— YOUR INSTRUCTIONS —
Find the lines in these entries that include the word "price" and state how many there are, with no other words.

— PROVIDED RECORDS —
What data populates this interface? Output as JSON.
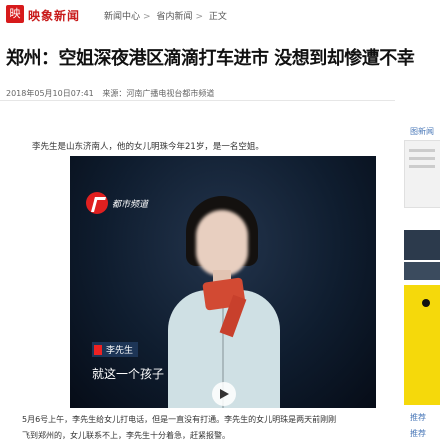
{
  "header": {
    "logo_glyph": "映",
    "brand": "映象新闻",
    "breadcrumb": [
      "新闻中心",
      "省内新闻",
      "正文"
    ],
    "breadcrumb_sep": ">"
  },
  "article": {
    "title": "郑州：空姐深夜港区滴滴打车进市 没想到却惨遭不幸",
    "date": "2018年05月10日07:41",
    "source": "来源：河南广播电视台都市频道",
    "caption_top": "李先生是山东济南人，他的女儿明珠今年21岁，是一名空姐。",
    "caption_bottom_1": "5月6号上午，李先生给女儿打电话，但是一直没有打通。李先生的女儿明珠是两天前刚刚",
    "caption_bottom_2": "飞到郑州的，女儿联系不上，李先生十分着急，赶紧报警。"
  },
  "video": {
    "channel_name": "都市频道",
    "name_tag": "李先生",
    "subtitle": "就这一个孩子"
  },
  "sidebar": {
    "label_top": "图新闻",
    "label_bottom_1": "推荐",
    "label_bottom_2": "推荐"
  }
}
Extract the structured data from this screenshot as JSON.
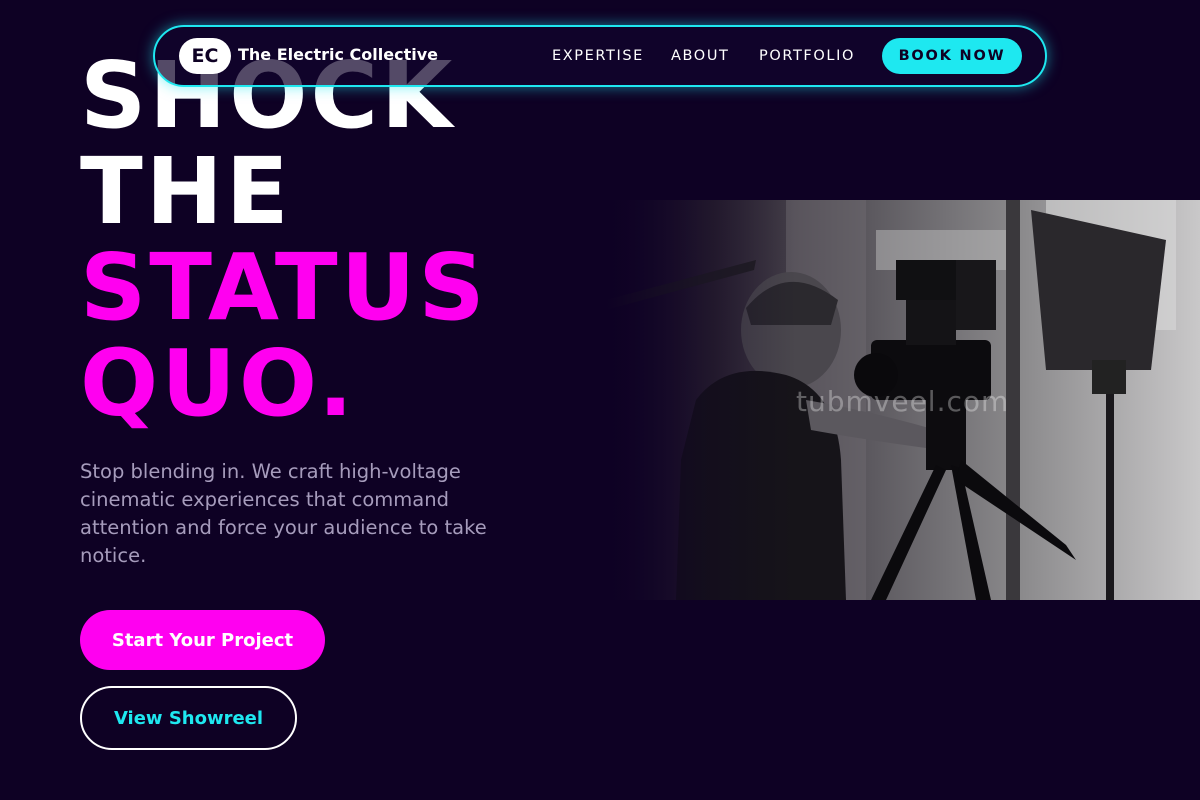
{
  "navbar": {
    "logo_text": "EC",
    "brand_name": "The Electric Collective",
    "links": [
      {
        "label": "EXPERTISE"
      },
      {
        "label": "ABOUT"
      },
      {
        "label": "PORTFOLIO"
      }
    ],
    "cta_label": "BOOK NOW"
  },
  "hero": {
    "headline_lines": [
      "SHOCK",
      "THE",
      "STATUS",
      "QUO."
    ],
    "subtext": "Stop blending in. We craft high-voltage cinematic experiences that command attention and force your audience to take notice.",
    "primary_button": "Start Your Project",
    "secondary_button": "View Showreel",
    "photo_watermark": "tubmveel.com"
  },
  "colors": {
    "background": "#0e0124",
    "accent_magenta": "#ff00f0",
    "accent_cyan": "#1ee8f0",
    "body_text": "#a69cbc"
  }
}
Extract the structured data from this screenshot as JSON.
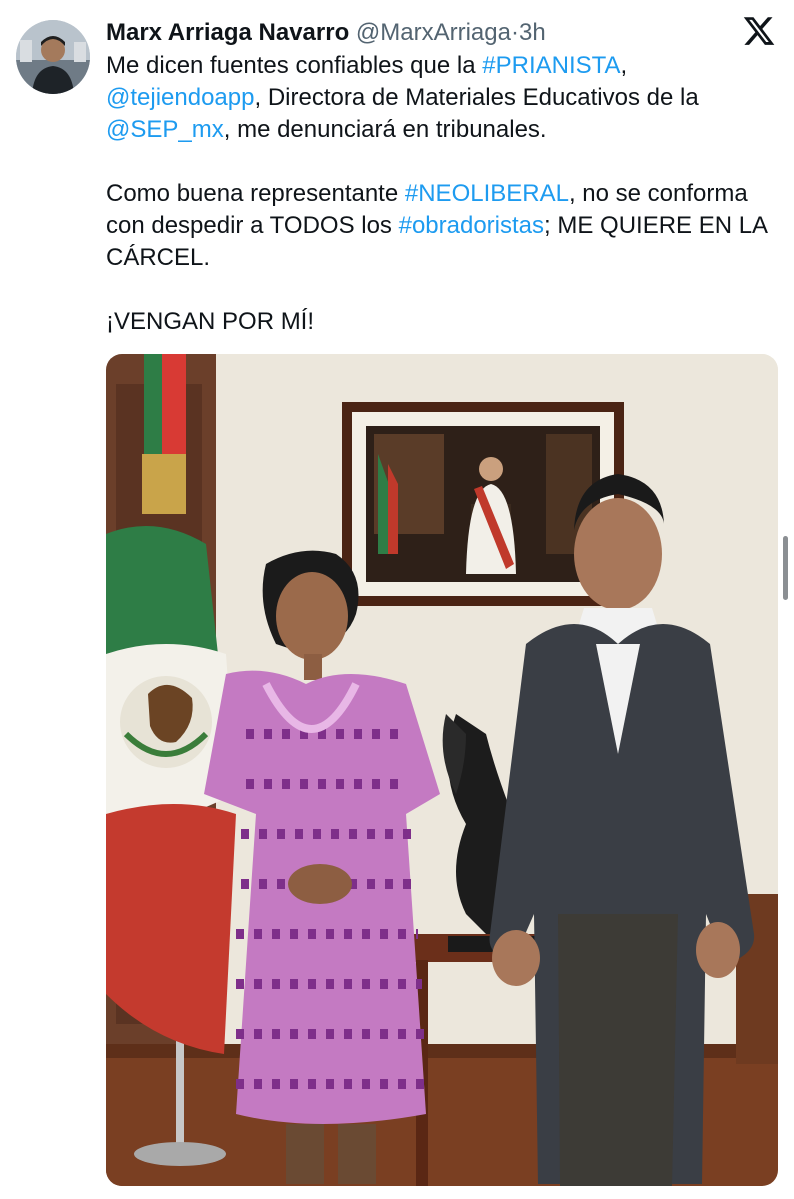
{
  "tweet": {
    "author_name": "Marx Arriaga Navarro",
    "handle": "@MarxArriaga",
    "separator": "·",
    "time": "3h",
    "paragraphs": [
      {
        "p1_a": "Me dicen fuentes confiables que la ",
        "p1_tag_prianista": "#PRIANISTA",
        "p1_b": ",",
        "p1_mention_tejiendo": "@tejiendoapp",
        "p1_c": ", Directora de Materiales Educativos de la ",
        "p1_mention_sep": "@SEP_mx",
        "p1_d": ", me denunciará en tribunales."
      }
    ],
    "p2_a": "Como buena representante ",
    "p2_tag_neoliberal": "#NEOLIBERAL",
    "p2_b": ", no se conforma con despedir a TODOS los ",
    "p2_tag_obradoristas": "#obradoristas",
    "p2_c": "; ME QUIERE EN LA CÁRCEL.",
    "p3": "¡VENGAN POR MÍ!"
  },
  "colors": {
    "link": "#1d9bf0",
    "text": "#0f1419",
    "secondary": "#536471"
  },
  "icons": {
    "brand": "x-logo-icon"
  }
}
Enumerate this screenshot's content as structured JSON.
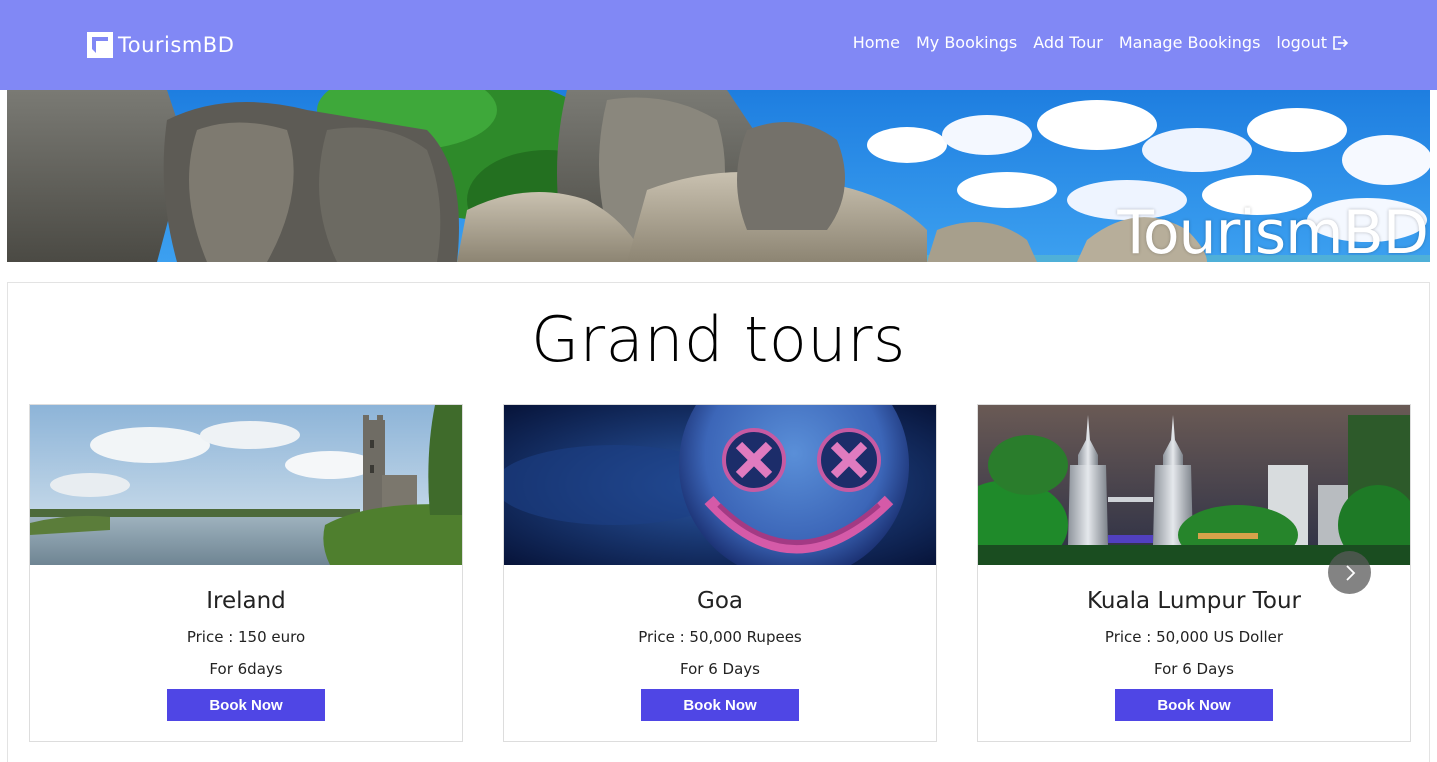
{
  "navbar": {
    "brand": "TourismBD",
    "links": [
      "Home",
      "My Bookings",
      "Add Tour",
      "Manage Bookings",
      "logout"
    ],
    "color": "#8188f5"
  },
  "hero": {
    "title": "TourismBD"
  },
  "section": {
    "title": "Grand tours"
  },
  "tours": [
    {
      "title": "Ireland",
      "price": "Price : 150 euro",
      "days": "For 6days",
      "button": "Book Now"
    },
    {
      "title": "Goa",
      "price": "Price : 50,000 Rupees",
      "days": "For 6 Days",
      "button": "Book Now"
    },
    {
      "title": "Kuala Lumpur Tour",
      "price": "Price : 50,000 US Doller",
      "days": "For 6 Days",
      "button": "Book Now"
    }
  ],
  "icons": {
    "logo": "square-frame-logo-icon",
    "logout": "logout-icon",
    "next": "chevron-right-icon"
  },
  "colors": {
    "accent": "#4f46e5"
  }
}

— TASK RESPONSE —
3